Then what’s my problem with them? They stink.

Although bad smell could give the (probably absolutely wrong) impression that they are less clean than other animals, stink in mammals is physiological, since their skin contains different kinds of glands, some of which are precisely specialized in producing smelly substances (skin glands are a rarity among other amniotes – aka birds and reptiles). Smell is for many (probably most) mammals an important method of communication.

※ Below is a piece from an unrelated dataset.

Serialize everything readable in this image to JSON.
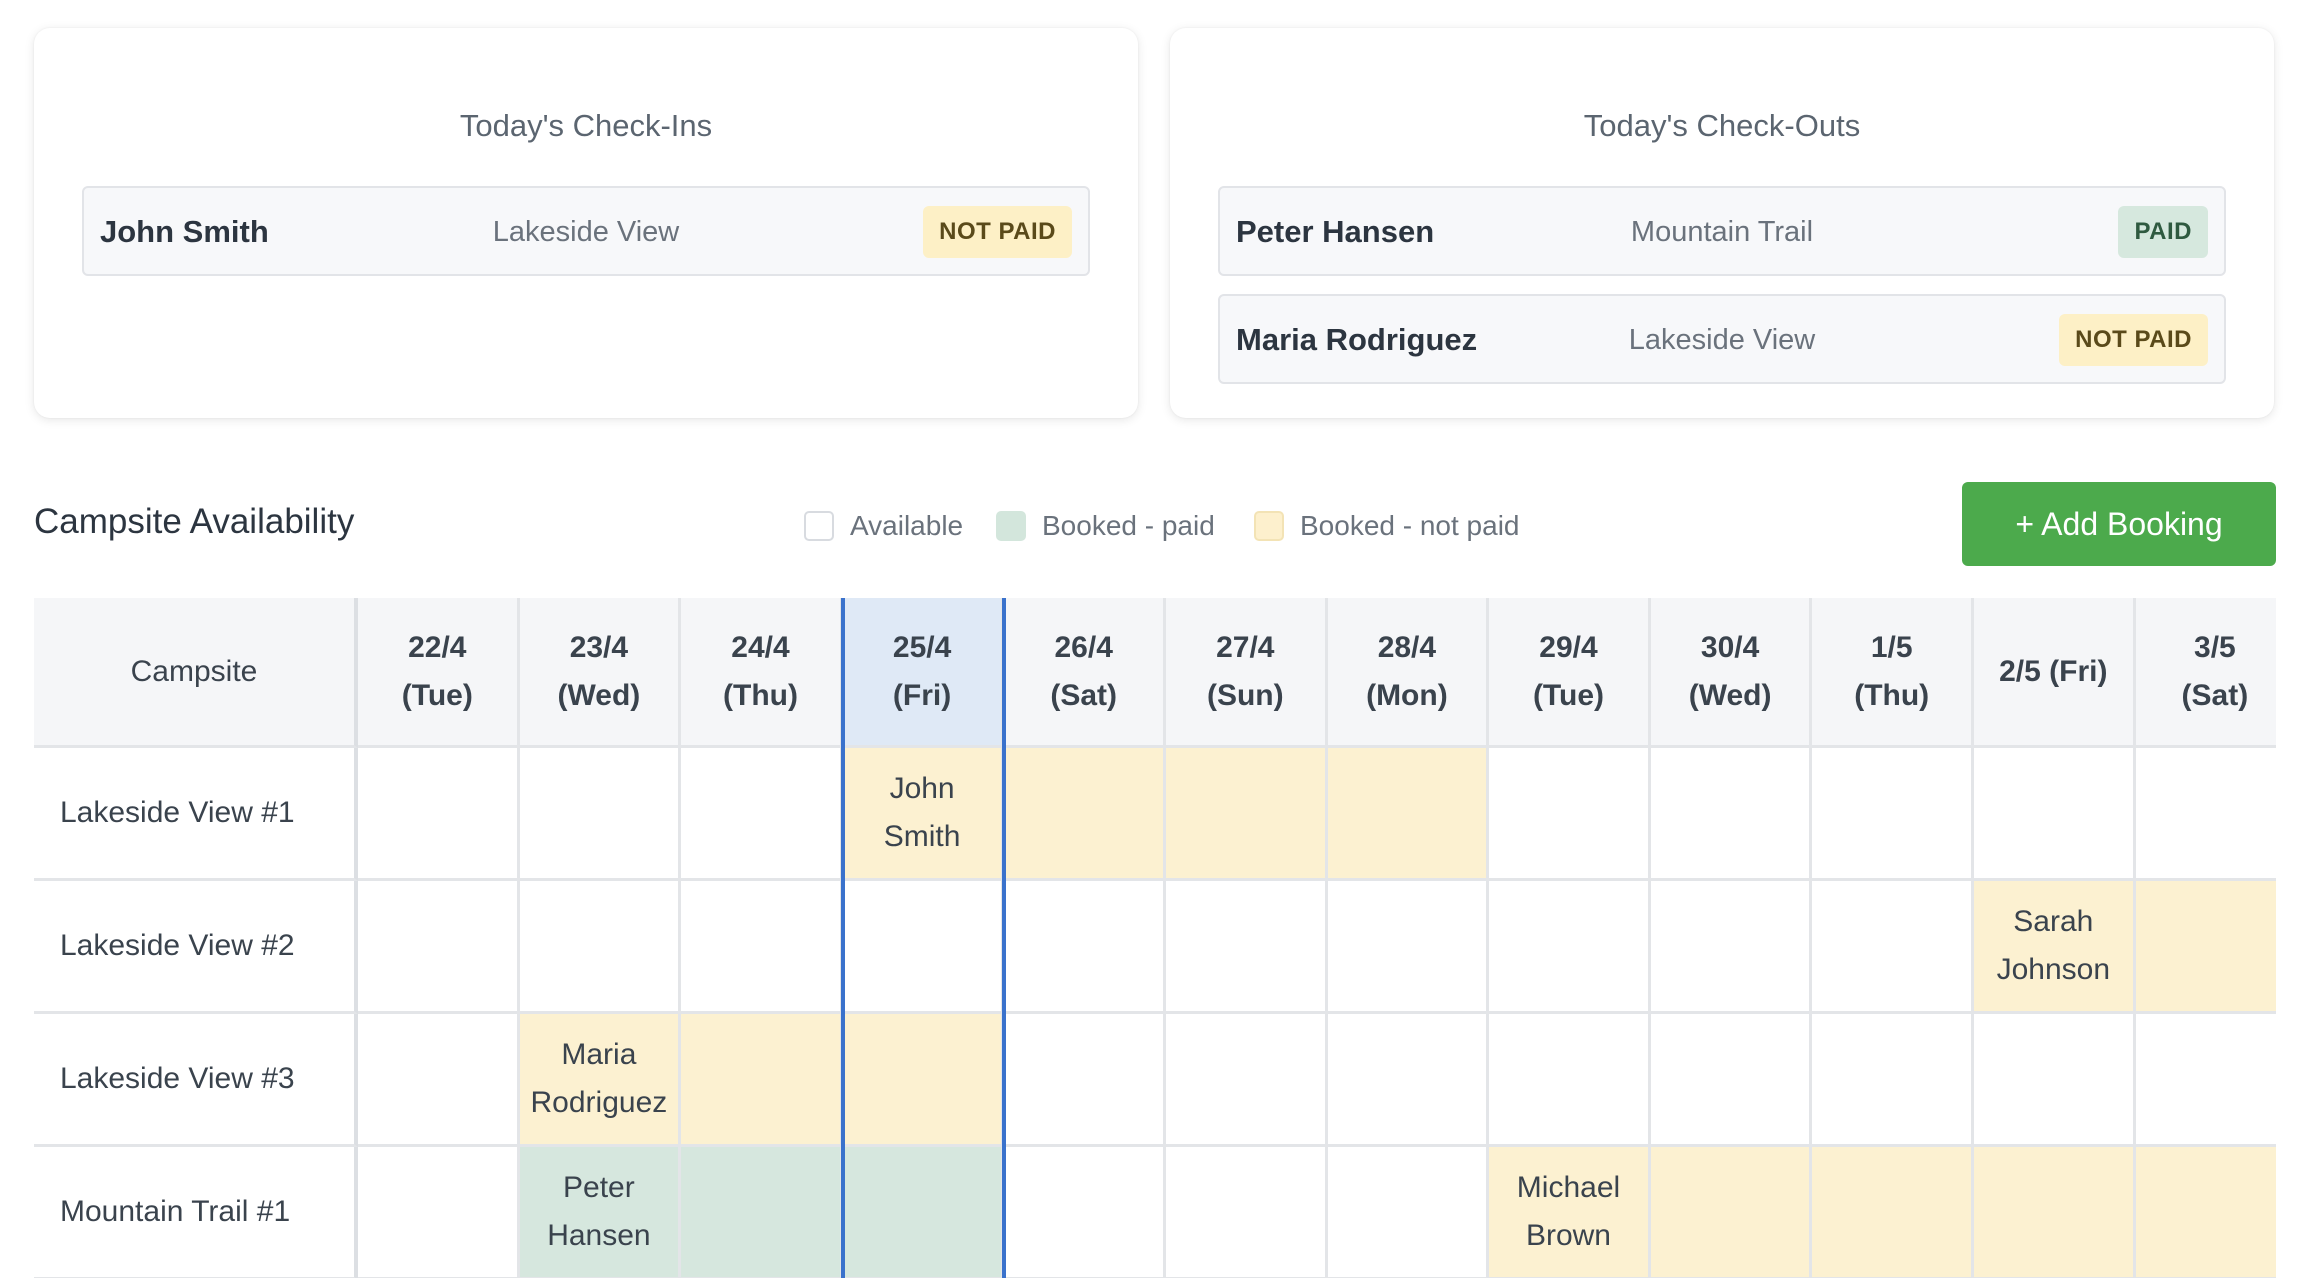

It’s not the only one. Some mammals use vocalization, even very complex vocalization (cough, Homo sapiens, cough), and some use visual methods of communication, from displays of beauty and strength in some ungulates to the wide array of facial expressions and hand gestures that characterize primates. All of this didn’t eliminate the importance of stink in most species. Stink could say everything from “I’m horny! Hump me!” to “This is MY territory. Stay the fuck away”.

I’ve studied nothing specific about the argument, but if I had to make a hypothesis, I think it would be pretty easy to guess the factors that made stink so important in mammal communication in the first place. The original mammals were small, rat-like creatures that probably hunted by night in order to avoid dinosaurs. Vocal and visual communication would have been too risky, so natural selection started favouring the mammals with the keenest olfaction– and the worst possible smell. This way, unnoticed in the night, the first mammals could communicate with each other, and even when dinosaurs disappeared and mammals could go out in the light of day, conquer Earth and develop new ways to communicate, smell remained an important legacy. Or at least, that’s what I lazily came up with.

And now a dinosaur digression still pertinent to the mammal subject: to the surprise of apparently everyone but me, a recent discovery officially confirmed that small predator dinosaurs were nocturnal. Seriously, people, didn’t you see that coming? Small, agile predators with big eyes, doesn’t that ring a bell (modern nocturnal animals)? Animals and ecosystems may have changed a lot in millions of years, but to occupy the same niche you often need the same general characteristics: it’s called convergent evolution. It’s great that we have the official confirmation, but they should at least have suspected it. Since predator dinos were identified as the main reason mammals would lead a nocturnal lifestyle back in the Mesozoic, now someone is suggesting that, since there were night dinosaurs after all, maybe mammals weren’t nocturnal at all at the time. I think they got it backwards: since mammals evolved to be nocturnal to avoid the diurnal dinosaurs, some dinosaurs started to evolve to be nocturnal to gain access to a food resource that was precluded to others. Once again, look at the modern world: small mammals today are not the same they were in the past, but they share the same basic characteristics: small, agile, omnivorous. And today, in spite of the fact that a lot of predators evolved to capture them at night, small mammals are almost universally nocturnal. Why? Because it is still easier to go unnoticed than it is to go unnoticed by day. Not to mention the other classic arguments in defence of the nocturnal origin of mammals: the mainly dull colours of their fur (they couldn’t use colour to communicate in the dark, while other diurnal animals are often brightly coloured), and the much higher number of night photoreceptors (rod cells) than day photoreceptors (cone cells) in the eyes of even fully diurnal mammals, like us. Considering this, I think that my “smell in the dark” theory is safe, for now.